Currently, there are two editions of Bergman's unforgettable classic on DVD released by Criterion. The theatrical version ($29.95) is the Academy Award winning 188-minute version which most of us are at least remotely familiar with & the special five disc edition ($59.95) which includes the complete theatrical version as well as the five hour Director's Cut. I, personally, hope to one day own that second five disc box as I've loved this film for years & consider it to be my favorite Bergman film thus far.
Unfortunately, I have little basis for comparison here (as my only prior exposure to Bergman has been with such classics as Smiles Of A Summer Night & his final opus Saraband), I am by no means qualified to judge the film against a Bergman "standard". However, I will say in confidence that I seriously doubt he has directed another film as flawless as Fanny & Alexander. This film is more than deserving of all the garnered accolades & high praise it's received over the past 20 some odd years. I could easily watch this film over & over only to discover something new with each viewing. Bergman's masterpiece is a film to admire, to embrace, & to relish for many more years to come.
As Christmas draws nearer, I'm absolutely determined to purchase the five disc edition as many reviews on amazon have described it as a truly beautiful experience that contains the metaphor of humanity's long walk. Supposedly, the character Alexander is a bit more fleshed out in the Director's intended cut which was originally made for Swedish television. There is more of the Christmas Eve party that begins the film. Especially meaningful is a long sequence between Fanny and Alexander and their doomed father, as he demonstrates the nature of storytelling with a simple chair. Thus, the 312 minute version is considered by many to be the most beautiful DVD release ever devoted to a single film. Although $59.95 does sound a bit pricey for one film, I daresay everything written in the amazon overview is rather enticing & tempting even for the cheap bastard such as myself.
Fanny & Alexander may very well be one of the most personal works of art Bergman ever created & fans of his work site this film as his warmest creation ever. Bergman drew upon his own childhood memories as the basis for his portrayal of the Ekdahls, an upper-class family whose celebrations & tribulations are seen through the eyes of Alexander, a 10 year old with an extremely vivid imagination. Through Alexander's eyes, the world of the late 19Th century comes to life much like the puppets do in the children's' theater. Bergman has created a film which undoubtedly opens your eyes & completely touches the heart.
Perhaps what I found most charming about Bergman's work was the Ekdahl family rather than just the children. I thoroughly enjoyed the fleshing out of the story as well as the rich development of all the characters under the Ekdahl family tree which allows us to become utterly engrossed from the opening scene until the very last frame.
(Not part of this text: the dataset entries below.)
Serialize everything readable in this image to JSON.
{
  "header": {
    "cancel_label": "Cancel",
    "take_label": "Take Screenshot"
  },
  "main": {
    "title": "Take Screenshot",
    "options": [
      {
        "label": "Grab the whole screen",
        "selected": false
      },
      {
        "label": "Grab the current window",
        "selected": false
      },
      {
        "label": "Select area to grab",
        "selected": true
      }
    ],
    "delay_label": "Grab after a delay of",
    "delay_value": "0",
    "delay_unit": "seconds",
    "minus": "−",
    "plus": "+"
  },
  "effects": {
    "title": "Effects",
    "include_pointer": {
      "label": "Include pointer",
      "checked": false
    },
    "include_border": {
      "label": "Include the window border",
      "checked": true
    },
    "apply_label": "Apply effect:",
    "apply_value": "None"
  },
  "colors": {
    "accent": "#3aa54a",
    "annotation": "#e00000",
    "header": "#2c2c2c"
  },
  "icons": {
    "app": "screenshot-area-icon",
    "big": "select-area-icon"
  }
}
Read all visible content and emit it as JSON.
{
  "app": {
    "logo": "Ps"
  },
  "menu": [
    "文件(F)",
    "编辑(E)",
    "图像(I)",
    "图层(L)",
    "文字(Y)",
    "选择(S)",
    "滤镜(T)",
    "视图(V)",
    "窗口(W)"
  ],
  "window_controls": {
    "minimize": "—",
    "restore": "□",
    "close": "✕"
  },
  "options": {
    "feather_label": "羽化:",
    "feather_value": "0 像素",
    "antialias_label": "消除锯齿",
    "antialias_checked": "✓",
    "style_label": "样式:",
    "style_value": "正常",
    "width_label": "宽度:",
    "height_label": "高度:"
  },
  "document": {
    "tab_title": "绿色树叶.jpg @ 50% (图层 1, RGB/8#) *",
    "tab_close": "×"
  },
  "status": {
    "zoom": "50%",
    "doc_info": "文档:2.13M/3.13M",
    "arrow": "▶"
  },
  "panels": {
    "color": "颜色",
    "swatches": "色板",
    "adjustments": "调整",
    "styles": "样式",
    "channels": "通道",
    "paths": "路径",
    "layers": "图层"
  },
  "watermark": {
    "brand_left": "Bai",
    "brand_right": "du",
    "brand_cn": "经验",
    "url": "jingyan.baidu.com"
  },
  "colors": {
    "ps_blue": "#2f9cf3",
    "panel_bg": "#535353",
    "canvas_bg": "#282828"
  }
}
The Ekdahls have a great lust for life & tradition which is clearly seen in the early montages that set the stage for one remarkable family drama that viewers are unlikely to forget for a long time.
While the Ekdahl's would seem to have a truly close-knit family whose admiration & love exceeds all normal human capacity, Bergman allows us to see the chain of events which unfold after tragedy strikes. During the rehearsal of "Hamlet' , Oskar Ekdahl suddenly dies leaving behind Emilie & their two children Fanny & Alexander. Emilie, a wonderful mother & window, feels that her children need a father figure & proceeds to wed a cruel& domineering bishop. Love is "strong and hard" in the pastor's house. Thus, corporal punishment is interjected by the bishop & even his sister Henrietta. Emilie realizes only too late that her marriage to Bishop Edvard may have been a grand mistake.
Bergman's film is a delight in every sense of the word although it does remind one of the cruelties inflicted upon us in our formative years which may linger on in our minds. Although Fanny & Alexander does end on a fairly cheerful note, it's certainly not an easy film to digest nor would I would recommend it to viewers who aren't cognizant of Bergman's strong body of work. I would suggest something a bit lighter perhaps such as Smiles Of A Summer Night for Bergman newbies.